Hezbollah and real victims of US sanctions

U.S. President Donald Trump surprised nobody when he announced that he would refrain from certifying the Iran nuclear deal. The decertification of the deal comes as an additional blow to Obama’s legacy, which Trump adamantly believes have placed the United States and its true allies in a disadvantageous position and subsequently empowered its traditional nemeses, chiefly North Korea and Iran amongst them.

While Trump’s decision has left the Iran deal in limbo, it has yet to reinstate or impose new sanctions on Iran, a task which is now left to Congress with 60 days on its hands to weigh in on the matter.

Ultimately, the crux of the matter, as Trump has declared, is far removed from Iran’s violation of any clause in the nuclear deal, but rather rests on its destabilizing factor in the region, be it through its development of a ballistic missile program or by aggressive and active intrusion in the domestic affairs of its neighboring countries, Yemen, Bahrain, Syria and Lebanon.

Consequently, to address these two transgressions, Trump has set forth action items that include firmer measures on Iran’s executive military arm, the infamous Iranian Revolutionary Guard Corps (IRGC), which commands an assortment of paramilitary groups scattered around the region and perhaps beyond.

These measures, which range from the military to the financial, theoretically aim to limit and ultimately cripple the capabilities of the IRGC and its affiliates to carry out their military functions.

Accordingly, while Iran may possibly escape the adverse effects of the U.S. sanctions, Lebanon and its limping economy will not be as lucky, since the U.S. Congress is weeks away from updating its pre-existing sanctions on Hezbollah, which can only place more pressure on Lebanon and its archaic political and financial institutions.

The amendments to the existing Hezbollah International Financing Prevention Act, passed during the permissive Obama administration, comes after Hezbollah successfully circumvented these financial measures.

Hezbollah’s co-option, however, was not simple as it included an implicit warning at first, followed by an unclaimed explosion at a bank’s ATM, which made it clear to Lebanese banks that compliance with these U.S. sanctions would equally place them on Hezbollah’s black list.

Soon after that, and despite the Lebanese Central Bank’s full cooperation with the U.S. treasury’s directive, Hezbollah regained its ability to funnel money in and out of the county, further embarrassing the Lebanese state, which ironically housed two card-carrying members of Hezbollah in its cabinet.

One seldom reviews the local Lebanese media without being bombarded by forecasts and speculations warning the public of an impending economic crisis, one which seems more ominous as the Trump administration gears up for a confrontation.

As projected, the new bipartisan bill in Congress, and those that will likely follow, will only serve to place additional restrictions and regulations on the movement of money, which in turn will further inhibit the Lebanese banking system, which for the past century has used the banking secrecy laws at its disposal to attract investors.

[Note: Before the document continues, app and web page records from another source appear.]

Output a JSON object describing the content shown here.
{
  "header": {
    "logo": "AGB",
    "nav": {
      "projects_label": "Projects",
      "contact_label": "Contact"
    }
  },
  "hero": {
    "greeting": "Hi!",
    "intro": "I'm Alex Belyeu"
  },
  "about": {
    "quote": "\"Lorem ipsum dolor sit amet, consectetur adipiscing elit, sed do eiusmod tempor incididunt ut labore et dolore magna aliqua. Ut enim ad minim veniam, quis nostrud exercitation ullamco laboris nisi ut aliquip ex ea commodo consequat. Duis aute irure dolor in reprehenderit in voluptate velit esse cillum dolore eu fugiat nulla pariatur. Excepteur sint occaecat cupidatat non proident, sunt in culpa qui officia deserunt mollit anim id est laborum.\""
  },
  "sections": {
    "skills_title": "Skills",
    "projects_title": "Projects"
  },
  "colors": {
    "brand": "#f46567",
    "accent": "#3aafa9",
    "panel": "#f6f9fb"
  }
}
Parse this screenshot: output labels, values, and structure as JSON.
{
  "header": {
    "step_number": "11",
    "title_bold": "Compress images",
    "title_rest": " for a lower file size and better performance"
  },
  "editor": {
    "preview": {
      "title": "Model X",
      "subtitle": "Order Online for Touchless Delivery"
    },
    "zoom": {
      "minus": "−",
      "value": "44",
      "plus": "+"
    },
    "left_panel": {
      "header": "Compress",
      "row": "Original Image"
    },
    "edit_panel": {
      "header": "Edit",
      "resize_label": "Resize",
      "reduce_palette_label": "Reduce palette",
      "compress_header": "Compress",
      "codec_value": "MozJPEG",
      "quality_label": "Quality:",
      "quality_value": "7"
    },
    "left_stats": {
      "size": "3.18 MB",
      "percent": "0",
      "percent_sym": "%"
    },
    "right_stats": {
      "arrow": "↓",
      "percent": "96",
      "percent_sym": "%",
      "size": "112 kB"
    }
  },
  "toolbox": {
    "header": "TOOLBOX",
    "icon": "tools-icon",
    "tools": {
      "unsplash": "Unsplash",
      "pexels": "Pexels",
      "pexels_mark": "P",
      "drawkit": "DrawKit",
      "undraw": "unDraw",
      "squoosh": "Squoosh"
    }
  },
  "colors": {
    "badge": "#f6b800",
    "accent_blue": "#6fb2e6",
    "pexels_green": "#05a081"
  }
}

HSBC, which was already in the process of scaling down its worldwide operations, saw no reason to remain operative in Lebanon and consequently sold its portfolios to BLOM bank; a move which would prevent HSBC, which was earlier fined for money laundering, from getting implicated with any shady financial dealings that can be traced to Iran and its affiliates.

As it stands, the Lebanese at large are hostages to a number of grave threats, primarily amongst them Hezbollah’s reckless rabblerousing in the region, second a corrupt and irresponsible ruling establishment that has only been successful in imposing new taxes yet failing to devise a sustainable public budget capable of long-term economic development, and lastly a Syrian refugee problem which can only become worse with the lack of local governmental measures and a Syrian crisis with an unforeseeable future.

In a congressional hearing just last week, members of the Subcommittee hearing on Iranian-backed militias asked the specialists testifying, if they believed "Iran sees some of its proxies as colonies, especially in Iraq?". The three experts all confirmed that Iran does not in fact approach its proxies as such, each offering a set of reasons to justify their reply.

Ironically, Iran consciously chooses not to implement a colonialist policy for the mere fact that such an approach requires Iran to invest in the country in question, either by boosting its economy or by shielding it from any economic and military harm.

The manner in which Hezbollah and its handlers, the IRGC, have dealt with Lebanon thus far attests to the fact that it seldom cares for its international standing or its economic future, as long as this venue allows them to pursue their role as the executive arms of Iran on the Mediterranean.

Be that as it may, the U.S. Congress needs to look no further, nor consult the many experts at their disposal to realize that financial sanctions on Lebanon might indeed inconvenience Hezbollah, but the ultimate victim of these measures will certainly be the weakened Lebanese, who over the years have been domesticated into fallaciously believing that Hezbollah and the package that comes with it is a regional problem that they have no power to address.